- _PROMPT_
Repeat the listing exactly. Pictures stay out of your copy.

□ □ □

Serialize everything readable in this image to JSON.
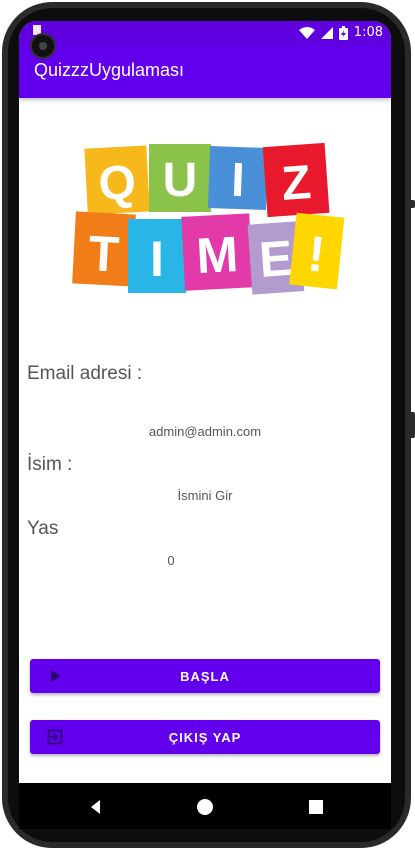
{
  "status_bar": {
    "time": "1:08"
  },
  "app_bar": {
    "title": "QuizzzUygulaması"
  },
  "logo": {
    "letters_row1": [
      "Q",
      "U",
      "I",
      "Z"
    ],
    "letters_row2": [
      "T",
      "I",
      "M",
      "E",
      "!"
    ]
  },
  "form": {
    "email_label": "Email adresi :",
    "email_value": "admin@admin.com",
    "name_label": "İsim :",
    "name_placeholder": "İsmini Gir",
    "age_label": "Yas",
    "age_value": "0"
  },
  "buttons": {
    "start_label": "BAŞLA",
    "exit_label": "ÇIKIŞ YAP"
  },
  "colors": {
    "primary": "#6200ee",
    "status": "#5e00e0"
  }
}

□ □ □

- _ANSWER FOR THIS EXERCISE_
Serialize everything readable in this image to JSON.
{
  "status_bar": {
    "time": "1:08"
  },
  "app_bar": {
    "title": "QuizzzUygulaması"
  },
  "logo": {
    "letters_row1": [
      "Q",
      "U",
      "I",
      "Z"
    ],
    "letters_row2": [
      "T",
      "I",
      "M",
      "E",
      "!"
    ]
  },
  "form": {
    "email_label": "Email adresi :",
    "email_value": "admin@admin.com",
    "name_label": "İsim :",
    "name_placeholder": "İsmini Gir",
    "age_label": "Yas",
    "age_value": "0"
  },
  "buttons": {
    "start_label": "BAŞLA",
    "exit_label": "ÇIKIŞ YAP"
  },
  "colors": {
    "primary": "#6200ee",
    "status": "#5e00e0"
  }
}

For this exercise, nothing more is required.